Maintaining genetic diversity will also impact on the sire selection policy in the future. Unlike a commercial herd, therefore, a slightly unorthodox approach will be employed in order to meet these somewhat conflicting criteria.

A larger team of bulls than would ordinarily be recommended will be identified for use on the Next Generation Herd.

Sires will be a mixture of new and old and will come from the range of AI stables. A number of the very best of modern Irish genomically selected sires will be utilised alongside some 'old gems' no longer commercially available that have a proven track record for success in our system.

The logic here is to capitalise on the potential to reap huge genetic gains from some of the 'young guns' while at the same time being cautious of the low reliability values of these bulls.

Examples of the young sires that are currently being considered include: KSK, RPA, ZTG, PKK, WLY, PZS, GXY and AKZ, among others.

As mentioned, a limited number of straws from some old timers with high EBI values that have very high reliability (proven success) such as KNW, WAU, CWJ and CBH have been secured for use this spring.

Added to these will be the most promising sires from recent years such as PKK, NFT, BQB, BGJ etc.
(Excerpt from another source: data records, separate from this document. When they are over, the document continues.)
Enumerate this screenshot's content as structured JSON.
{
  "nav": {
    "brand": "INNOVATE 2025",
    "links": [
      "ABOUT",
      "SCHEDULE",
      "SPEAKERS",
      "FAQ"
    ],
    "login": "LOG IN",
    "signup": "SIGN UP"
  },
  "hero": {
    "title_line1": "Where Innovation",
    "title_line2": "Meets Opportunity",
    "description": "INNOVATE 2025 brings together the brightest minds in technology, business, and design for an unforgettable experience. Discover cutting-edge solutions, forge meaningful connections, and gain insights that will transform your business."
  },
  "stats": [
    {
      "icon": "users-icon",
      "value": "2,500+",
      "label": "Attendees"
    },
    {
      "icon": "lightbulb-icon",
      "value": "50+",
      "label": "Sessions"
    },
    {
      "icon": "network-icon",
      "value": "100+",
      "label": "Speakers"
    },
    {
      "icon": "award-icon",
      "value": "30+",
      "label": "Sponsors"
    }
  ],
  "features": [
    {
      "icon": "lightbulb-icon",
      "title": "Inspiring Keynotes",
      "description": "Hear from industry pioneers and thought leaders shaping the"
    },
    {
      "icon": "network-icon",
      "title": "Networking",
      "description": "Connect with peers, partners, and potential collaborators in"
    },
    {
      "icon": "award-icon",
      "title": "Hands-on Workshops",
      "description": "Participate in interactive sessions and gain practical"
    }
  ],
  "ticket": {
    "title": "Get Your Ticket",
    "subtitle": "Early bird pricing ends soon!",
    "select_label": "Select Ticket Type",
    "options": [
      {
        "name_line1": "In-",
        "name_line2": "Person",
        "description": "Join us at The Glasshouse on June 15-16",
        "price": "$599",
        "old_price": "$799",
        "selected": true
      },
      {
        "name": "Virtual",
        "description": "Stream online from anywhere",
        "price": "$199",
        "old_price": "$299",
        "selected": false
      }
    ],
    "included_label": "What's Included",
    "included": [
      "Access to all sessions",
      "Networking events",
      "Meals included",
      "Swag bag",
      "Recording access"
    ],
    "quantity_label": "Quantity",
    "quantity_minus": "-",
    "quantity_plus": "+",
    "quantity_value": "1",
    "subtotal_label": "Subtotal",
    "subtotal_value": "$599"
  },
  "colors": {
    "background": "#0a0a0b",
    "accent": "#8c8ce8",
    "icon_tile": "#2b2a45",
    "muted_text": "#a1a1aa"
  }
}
To maintain the control group of heifers, sires selected for this group will be in the €140 to €160 EBI range and will comprise highly reliable bulls such as MVI, WDH and KLA.

The Sire Advice programme offered through the ICBF HerdPlus package will be used to assist with the process of allocating these sires to each of the individual females in the herd.

For this purpose the elite and the national average females will be considered as two separate herds.

Proven calving ease (<2pc) will be a critical consideration when choosing sires to be mated to the maiden heifers.

Sinéad McParland is a Teagasc researcher based in the Animal and Grassland research and innovation centre in Moorepark

Irish Independent